- _ACTIVITY_: Every entry below, first to last, should be restated word for word.

|---|

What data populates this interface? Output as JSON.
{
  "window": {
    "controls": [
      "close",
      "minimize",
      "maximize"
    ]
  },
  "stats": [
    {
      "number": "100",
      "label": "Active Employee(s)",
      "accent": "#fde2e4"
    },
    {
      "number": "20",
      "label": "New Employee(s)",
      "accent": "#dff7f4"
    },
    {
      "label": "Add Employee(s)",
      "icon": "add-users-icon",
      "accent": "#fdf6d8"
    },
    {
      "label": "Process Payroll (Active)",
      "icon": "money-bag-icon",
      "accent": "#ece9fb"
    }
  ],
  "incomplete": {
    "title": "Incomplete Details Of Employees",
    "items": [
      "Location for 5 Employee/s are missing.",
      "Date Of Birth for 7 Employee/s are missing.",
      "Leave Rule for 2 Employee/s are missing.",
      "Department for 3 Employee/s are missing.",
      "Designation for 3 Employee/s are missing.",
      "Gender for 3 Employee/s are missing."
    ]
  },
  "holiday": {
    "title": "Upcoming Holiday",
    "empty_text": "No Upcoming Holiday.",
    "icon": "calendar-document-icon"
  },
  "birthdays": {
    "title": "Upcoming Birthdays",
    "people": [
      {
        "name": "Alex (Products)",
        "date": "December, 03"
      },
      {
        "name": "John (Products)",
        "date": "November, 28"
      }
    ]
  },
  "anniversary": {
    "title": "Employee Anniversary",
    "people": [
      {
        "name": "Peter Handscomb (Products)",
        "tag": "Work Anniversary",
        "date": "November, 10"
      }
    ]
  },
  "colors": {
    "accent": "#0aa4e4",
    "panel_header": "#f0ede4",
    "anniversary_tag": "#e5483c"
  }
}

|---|

- _ANSWER TO THE PROBLEM_:
What data populates this interface? Output as JSON.
{
  "window": {
    "controls": [
      "close",
      "minimize",
      "maximize"
    ]
  },
  "stats": [
    {
      "number": "100",
      "label": "Active Employee(s)",
      "accent": "#fde2e4"
    },
    {
      "number": "20",
      "label": "New Employee(s)",
      "accent": "#dff7f4"
    },
    {
      "label": "Add Employee(s)",
      "icon": "add-users-icon",
      "accent": "#fdf6d8"
    },
    {
      "label": "Process Payroll (Active)",
      "icon": "money-bag-icon",
      "accent": "#ece9fb"
    }
  ],
  "incomplete": {
    "title": "Incomplete Details Of Employees",
    "items": [
      "Location for 5 Employee/s are missing.",
      "Date Of Birth for 7 Employee/s are missing.",
      "Leave Rule for 2 Employee/s are missing.",
      "Department for 3 Employee/s are missing.",
      "Designation for 3 Employee/s are missing.",
      "Gender for 3 Employee/s are missing."
    ]
  },
  "holiday": {
    "title": "Upcoming Holiday",
    "empty_text": "No Upcoming Holiday.",
    "icon": "calendar-document-icon"
  },
  "birthdays": {
    "title": "Upcoming Birthdays",
    "people": [
      {
        "name": "Alex (Products)",
        "date": "December, 03"
      },
      {
        "name": "John (Products)",
        "date": "November, 28"
      }
    ]
  },
  "anniversary": {
    "title": "Employee Anniversary",
    "people": [
      {
        "name": "Peter Handscomb (Products)",
        "tag": "Work Anniversary",
        "date": "November, 10"
      }
    ]
  },
  "colors": {
    "accent": "#0aa4e4",
    "panel_header": "#f0ede4",
    "anniversary_tag": "#e5483c"
  }
}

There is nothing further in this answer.